Do not be deceived: God is not mocked, for whatever one sows, that will he also reap. –Gal. 6:7

Embracing The Rejection of Kids’ Ministry

Lady blog picAlthough kid’s ministry is essential to every church, almost every church (including mine) struggles at times to staff their kids’ zone. During my 14 plus years of kids’ ministry, I’ve been charged with recruiting nursery workers, Sunday school teachers, and special event staff for many a year. Every time, I pick up the phone, I feel like I’m about to start a Job interview. “Will they hire me?” Um, yeah..well thanks… but, no. As I’ve told many people, I think kid’s ministry is in part a ministry of rejection. Thankfully, I had a lot of practice getting rejected while single.

Thankfully, I am  currently married to the best gal ever! But if all those other girls hadn’t said, “No;” I very well may have missed out on marrying my bride. Although experiencing rejection was not highlight of my college career, God ended those relationships to direct to me to their most wonderful girl ever!
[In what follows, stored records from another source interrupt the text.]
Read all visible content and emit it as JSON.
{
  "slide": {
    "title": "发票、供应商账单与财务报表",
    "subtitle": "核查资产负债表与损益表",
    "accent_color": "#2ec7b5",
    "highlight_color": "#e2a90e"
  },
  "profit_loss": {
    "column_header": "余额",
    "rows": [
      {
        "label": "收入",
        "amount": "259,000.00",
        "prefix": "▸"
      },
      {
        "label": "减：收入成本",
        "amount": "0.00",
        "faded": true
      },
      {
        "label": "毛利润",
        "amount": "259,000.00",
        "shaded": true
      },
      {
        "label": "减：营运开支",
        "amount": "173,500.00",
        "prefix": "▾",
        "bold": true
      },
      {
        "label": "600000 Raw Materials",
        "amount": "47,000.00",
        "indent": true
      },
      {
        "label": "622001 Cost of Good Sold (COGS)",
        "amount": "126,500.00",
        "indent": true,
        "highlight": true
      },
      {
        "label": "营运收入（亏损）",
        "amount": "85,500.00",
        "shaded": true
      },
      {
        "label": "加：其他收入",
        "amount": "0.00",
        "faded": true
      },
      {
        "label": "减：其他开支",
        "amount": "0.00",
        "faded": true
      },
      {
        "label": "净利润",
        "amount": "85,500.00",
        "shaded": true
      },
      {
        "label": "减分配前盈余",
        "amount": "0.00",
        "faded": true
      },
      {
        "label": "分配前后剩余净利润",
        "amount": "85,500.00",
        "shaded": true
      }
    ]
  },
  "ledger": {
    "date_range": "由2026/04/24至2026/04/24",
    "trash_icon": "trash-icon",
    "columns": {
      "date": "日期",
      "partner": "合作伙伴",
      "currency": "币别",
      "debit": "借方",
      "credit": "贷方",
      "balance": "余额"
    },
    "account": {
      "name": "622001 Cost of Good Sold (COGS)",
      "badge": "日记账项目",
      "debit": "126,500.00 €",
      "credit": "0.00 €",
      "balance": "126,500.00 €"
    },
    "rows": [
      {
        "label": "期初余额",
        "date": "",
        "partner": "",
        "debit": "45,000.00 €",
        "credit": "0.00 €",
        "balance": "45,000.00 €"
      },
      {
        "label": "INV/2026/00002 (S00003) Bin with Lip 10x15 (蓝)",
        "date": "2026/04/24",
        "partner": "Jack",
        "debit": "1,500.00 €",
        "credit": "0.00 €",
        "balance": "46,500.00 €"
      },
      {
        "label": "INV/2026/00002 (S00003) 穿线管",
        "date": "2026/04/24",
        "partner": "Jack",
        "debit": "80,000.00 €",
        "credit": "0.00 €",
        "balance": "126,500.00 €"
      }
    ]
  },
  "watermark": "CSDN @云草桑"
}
In much, the same way having people tell us, “No I don’t want to serve in kids ministry” can be a good thing. (It can also be a bad thing, but we will look at that later). We should give people the space to refuse our recruitment calls for the following three reasons.

  1. Allowing people to say, “No” keeps people from being forced into ministry. Our service should be freely given. If we serve to make the pastor happy or to avoid the negative looks of others, we are actually being selfish. We will get no reward from our heavenly father (Mathew 6:1).
  1. Allowing people to say, “No” helps to guard our ministry. That really awesome Christian on the other end of the line may have some secret sin that disqualifies her from serving. By allowing her the right of refusal, we protect the integrity of our ministry. We also may gain the chance to help a friend by asking some good follow up questions.
  1. Allowing people to say “No” promotes the health of the church. We want people to fulfill God’s call on their life. Our thoughts are not God’s. We could see a couple being a great fit in the nursery but God may be calling them to help with senior adult ministry. We should be excited to see people serving in every capacity. Allowing someone to say no may actually grow your church

Ultimately, all ministry is God’s ministry. He will provide the laborers. We need to diligently share our vision, recruit, and prepare adults for kids’ ministry. But, we do so through prayer.  And as we humbly depend on God, we can rejoice even in the No’s. We know that God is working all things for our good and the good of his church! We want the team he has called working with our kids.